→ Problem description
Output each record exactly as given. Leave out every picture.

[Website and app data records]
::::

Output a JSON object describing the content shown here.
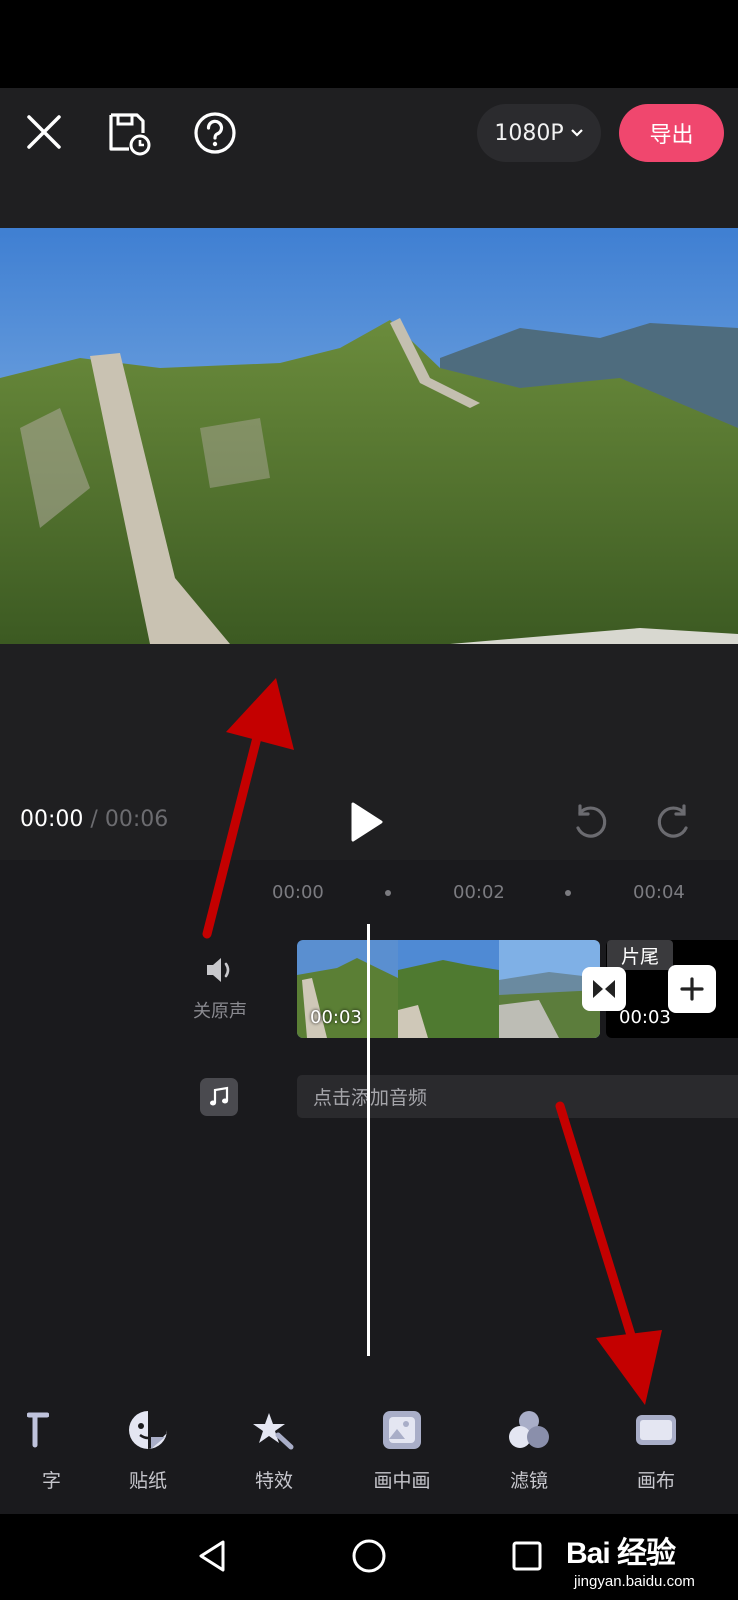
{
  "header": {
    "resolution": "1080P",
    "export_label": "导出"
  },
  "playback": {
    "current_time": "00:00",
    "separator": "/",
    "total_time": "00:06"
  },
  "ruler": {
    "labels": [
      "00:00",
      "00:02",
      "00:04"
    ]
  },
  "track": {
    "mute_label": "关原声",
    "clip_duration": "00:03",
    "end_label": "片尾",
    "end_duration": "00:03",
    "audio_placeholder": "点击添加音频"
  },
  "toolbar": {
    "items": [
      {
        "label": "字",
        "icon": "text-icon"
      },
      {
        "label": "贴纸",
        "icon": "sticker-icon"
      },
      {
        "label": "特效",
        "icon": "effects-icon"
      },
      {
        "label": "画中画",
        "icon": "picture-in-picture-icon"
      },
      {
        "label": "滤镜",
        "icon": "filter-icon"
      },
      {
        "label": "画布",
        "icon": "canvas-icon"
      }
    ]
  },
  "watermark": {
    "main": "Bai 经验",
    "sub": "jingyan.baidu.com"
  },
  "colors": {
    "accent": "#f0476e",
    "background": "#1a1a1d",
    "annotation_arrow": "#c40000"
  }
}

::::

→ Task answer
Output a JSON object describing the content shown here.
{
  "header": {
    "resolution": "1080P",
    "export_label": "导出"
  },
  "playback": {
    "current_time": "00:00",
    "separator": "/",
    "total_time": "00:06"
  },
  "ruler": {
    "labels": [
      "00:00",
      "00:02",
      "00:04"
    ]
  },
  "track": {
    "mute_label": "关原声",
    "clip_duration": "00:03",
    "end_label": "片尾",
    "end_duration": "00:03",
    "audio_placeholder": "点击添加音频"
  },
  "toolbar": {
    "items": [
      {
        "label": "字",
        "icon": "text-icon"
      },
      {
        "label": "贴纸",
        "icon": "sticker-icon"
      },
      {
        "label": "特效",
        "icon": "effects-icon"
      },
      {
        "label": "画中画",
        "icon": "picture-in-picture-icon"
      },
      {
        "label": "滤镜",
        "icon": "filter-icon"
      },
      {
        "label": "画布",
        "icon": "canvas-icon"
      }
    ]
  },
  "watermark": {
    "main": "Bai 经验",
    "sub": "jingyan.baidu.com"
  },
  "colors": {
    "accent": "#f0476e",
    "background": "#1a1a1d",
    "annotation_arrow": "#c40000"
  }
}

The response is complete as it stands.